→ **How to complete this task**
Search the material below for the string "bubble". Return every line that holds it.

→ **Excerpted records**
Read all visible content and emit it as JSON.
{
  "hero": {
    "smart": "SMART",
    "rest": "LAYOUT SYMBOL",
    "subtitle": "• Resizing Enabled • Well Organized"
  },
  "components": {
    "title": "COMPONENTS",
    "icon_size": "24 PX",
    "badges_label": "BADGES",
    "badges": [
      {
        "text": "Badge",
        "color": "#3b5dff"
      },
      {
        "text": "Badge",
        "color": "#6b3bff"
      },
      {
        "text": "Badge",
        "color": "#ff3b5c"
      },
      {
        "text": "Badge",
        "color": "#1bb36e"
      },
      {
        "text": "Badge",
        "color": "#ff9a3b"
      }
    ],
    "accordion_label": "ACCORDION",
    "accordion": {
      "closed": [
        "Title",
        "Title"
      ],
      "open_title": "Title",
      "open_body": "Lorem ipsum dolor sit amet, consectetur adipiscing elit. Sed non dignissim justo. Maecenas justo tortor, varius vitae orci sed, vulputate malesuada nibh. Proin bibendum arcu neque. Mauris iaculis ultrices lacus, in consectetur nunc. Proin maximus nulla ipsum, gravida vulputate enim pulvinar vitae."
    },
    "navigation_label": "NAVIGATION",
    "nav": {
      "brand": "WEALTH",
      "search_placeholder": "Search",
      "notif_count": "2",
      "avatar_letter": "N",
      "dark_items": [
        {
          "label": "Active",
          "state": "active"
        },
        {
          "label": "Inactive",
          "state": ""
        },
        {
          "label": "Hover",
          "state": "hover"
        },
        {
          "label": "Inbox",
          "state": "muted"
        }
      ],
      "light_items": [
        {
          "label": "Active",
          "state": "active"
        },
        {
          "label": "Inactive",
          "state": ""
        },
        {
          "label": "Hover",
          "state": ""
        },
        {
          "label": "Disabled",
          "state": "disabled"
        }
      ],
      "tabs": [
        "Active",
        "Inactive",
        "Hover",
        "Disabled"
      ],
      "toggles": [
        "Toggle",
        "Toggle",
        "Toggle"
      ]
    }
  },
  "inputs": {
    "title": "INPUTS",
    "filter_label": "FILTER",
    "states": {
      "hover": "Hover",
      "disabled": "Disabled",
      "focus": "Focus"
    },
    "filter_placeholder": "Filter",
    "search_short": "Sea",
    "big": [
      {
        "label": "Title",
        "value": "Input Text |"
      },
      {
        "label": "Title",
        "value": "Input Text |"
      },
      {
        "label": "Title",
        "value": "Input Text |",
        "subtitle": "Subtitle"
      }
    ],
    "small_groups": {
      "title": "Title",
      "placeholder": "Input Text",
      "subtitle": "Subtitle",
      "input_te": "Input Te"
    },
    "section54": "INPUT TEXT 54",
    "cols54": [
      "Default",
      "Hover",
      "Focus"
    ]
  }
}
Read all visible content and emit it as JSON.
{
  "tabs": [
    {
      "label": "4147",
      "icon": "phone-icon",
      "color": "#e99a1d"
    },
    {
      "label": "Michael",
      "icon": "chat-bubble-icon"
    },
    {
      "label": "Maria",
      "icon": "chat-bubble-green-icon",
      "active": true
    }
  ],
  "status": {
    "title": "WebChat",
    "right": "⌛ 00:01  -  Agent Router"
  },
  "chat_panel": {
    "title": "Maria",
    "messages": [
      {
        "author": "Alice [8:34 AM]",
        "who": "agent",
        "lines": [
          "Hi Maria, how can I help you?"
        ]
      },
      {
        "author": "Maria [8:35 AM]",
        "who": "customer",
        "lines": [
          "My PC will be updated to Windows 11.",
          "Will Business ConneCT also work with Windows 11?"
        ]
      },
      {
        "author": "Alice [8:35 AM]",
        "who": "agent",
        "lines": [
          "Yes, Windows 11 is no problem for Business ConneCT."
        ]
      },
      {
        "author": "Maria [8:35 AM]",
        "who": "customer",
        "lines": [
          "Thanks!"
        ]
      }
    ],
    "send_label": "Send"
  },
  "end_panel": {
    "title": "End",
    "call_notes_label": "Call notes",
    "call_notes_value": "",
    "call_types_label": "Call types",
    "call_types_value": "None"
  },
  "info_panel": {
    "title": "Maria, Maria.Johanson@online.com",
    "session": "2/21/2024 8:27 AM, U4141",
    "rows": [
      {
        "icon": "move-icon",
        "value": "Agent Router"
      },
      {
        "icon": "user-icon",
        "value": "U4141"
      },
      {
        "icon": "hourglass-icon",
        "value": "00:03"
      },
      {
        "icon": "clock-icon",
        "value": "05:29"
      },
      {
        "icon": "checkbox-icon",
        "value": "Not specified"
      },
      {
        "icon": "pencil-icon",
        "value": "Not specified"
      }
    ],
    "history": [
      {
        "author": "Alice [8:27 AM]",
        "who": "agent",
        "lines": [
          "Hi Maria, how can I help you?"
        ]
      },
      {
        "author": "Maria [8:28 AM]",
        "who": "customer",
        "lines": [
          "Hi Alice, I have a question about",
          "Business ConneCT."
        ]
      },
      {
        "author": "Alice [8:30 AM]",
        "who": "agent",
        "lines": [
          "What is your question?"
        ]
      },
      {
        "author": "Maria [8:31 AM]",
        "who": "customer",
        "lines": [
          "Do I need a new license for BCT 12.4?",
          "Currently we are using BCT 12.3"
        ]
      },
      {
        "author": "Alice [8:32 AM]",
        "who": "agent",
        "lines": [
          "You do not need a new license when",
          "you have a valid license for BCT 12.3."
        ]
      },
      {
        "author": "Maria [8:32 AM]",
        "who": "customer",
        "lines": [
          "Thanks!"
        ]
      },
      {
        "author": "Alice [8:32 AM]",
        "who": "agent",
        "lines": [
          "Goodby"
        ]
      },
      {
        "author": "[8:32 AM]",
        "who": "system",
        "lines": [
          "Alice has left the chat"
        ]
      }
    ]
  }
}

→ **Your solution**
      "icon": "chat-bubble-icon"
      "icon": "chat-bubble-green-icon",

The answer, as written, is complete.